§ Problem: Go through the listing below and state how many of its lines include "紫云自治县环卫一体化特许经营权项目". Write only that number.

§ Stored data:
#####

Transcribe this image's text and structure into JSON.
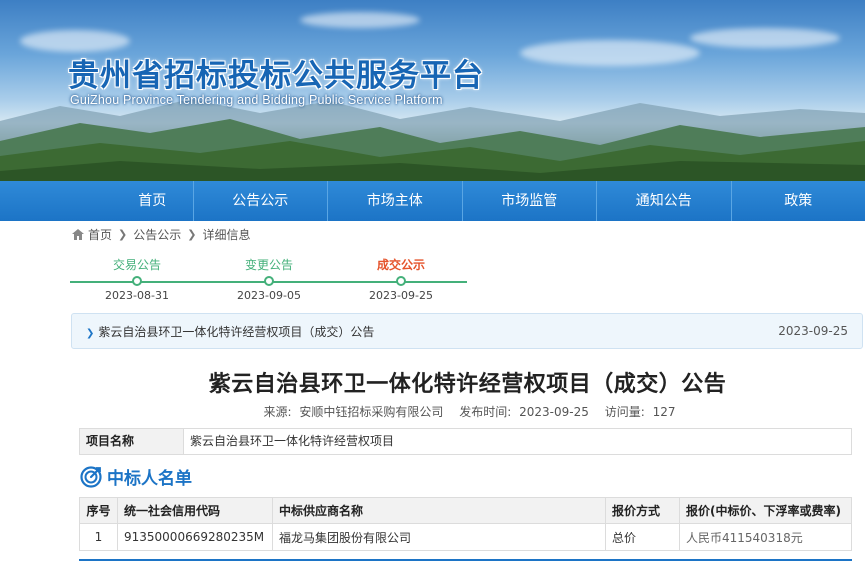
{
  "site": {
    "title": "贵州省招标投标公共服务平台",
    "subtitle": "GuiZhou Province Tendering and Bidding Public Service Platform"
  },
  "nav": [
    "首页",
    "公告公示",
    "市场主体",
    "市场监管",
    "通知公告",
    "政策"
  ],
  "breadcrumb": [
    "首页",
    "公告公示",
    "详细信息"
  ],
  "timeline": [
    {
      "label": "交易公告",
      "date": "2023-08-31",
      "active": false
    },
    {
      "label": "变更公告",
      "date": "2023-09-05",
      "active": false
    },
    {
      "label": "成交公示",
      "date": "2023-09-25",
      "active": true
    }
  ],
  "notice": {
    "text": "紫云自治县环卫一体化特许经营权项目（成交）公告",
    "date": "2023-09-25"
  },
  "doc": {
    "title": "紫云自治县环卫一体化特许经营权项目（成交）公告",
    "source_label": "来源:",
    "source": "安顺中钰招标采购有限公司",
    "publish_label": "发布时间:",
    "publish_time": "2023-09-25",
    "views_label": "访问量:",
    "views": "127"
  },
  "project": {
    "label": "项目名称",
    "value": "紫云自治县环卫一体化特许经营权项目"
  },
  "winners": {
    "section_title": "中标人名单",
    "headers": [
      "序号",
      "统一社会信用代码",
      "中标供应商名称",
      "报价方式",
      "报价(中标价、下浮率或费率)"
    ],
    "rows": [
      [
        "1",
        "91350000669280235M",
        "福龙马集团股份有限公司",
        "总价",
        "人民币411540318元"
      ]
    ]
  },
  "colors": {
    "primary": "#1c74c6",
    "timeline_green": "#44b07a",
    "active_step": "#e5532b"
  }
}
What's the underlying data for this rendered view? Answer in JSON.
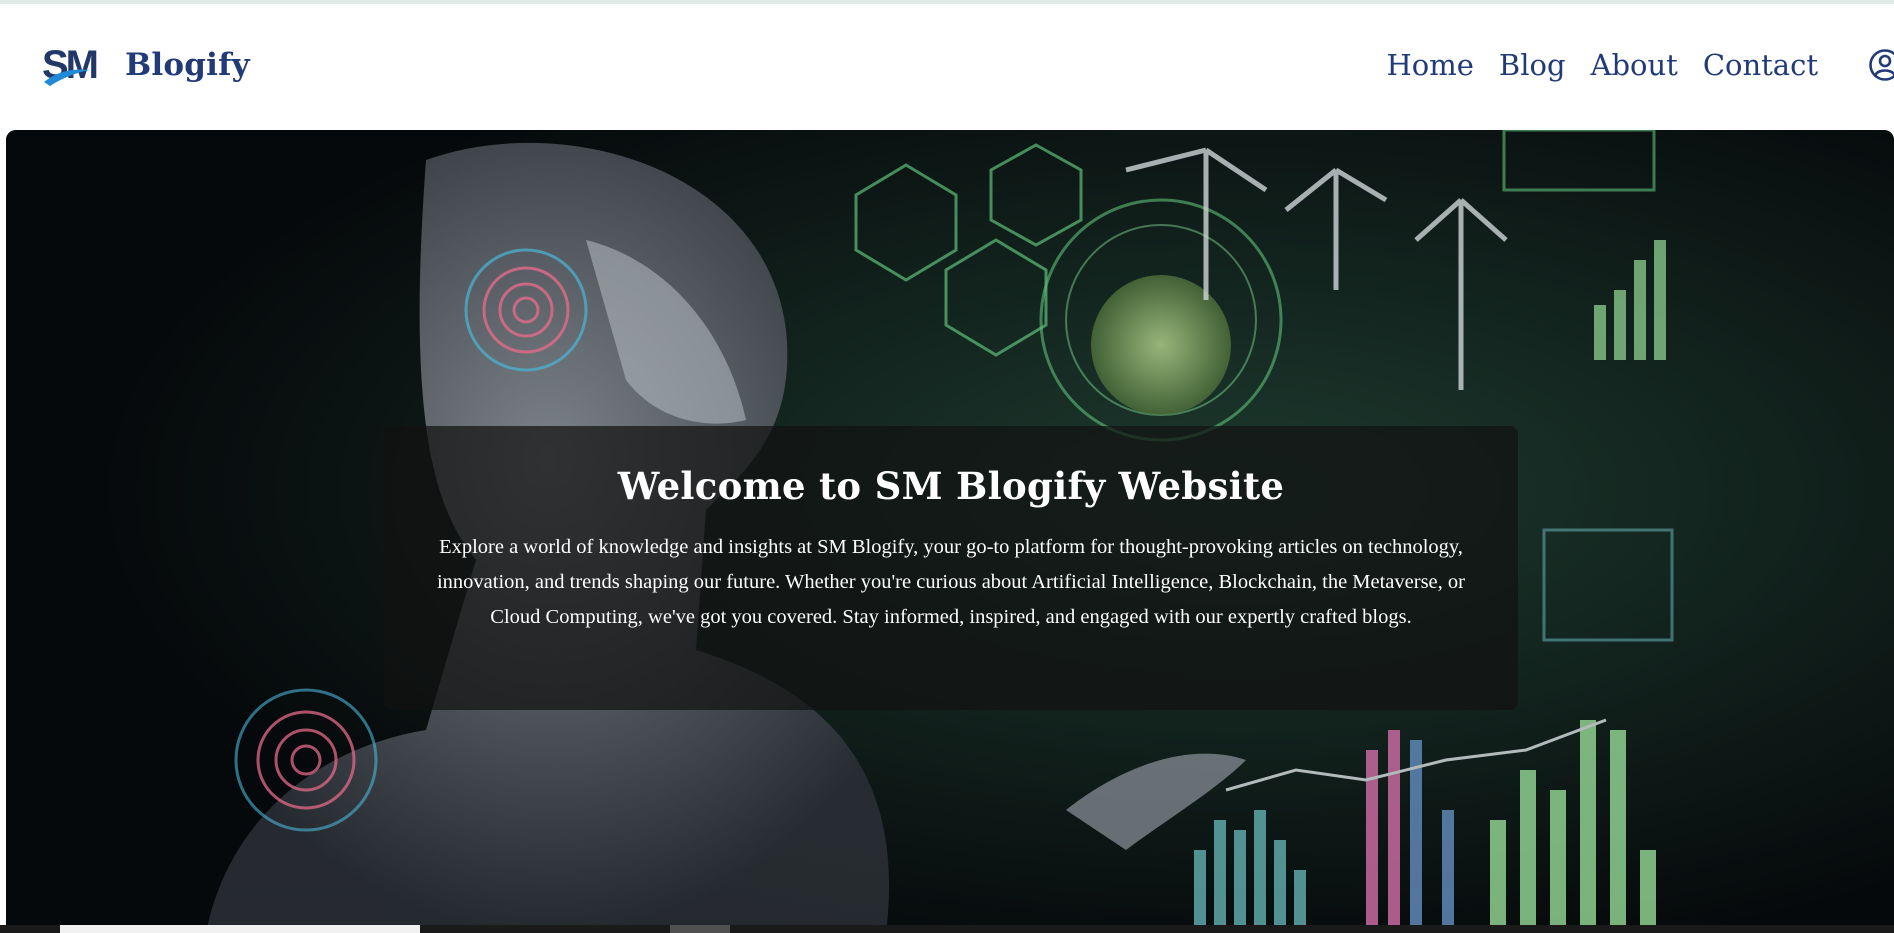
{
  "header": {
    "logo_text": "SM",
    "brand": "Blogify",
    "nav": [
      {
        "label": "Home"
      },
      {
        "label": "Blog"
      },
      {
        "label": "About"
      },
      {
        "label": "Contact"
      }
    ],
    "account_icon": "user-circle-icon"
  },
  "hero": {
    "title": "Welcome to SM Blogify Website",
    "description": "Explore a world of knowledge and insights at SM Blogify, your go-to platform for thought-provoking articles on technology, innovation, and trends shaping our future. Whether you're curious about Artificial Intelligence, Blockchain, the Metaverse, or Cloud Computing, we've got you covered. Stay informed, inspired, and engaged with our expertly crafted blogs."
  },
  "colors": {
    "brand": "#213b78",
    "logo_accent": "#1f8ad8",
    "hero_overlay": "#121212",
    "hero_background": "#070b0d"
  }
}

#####

§ Reply to the exercise: 3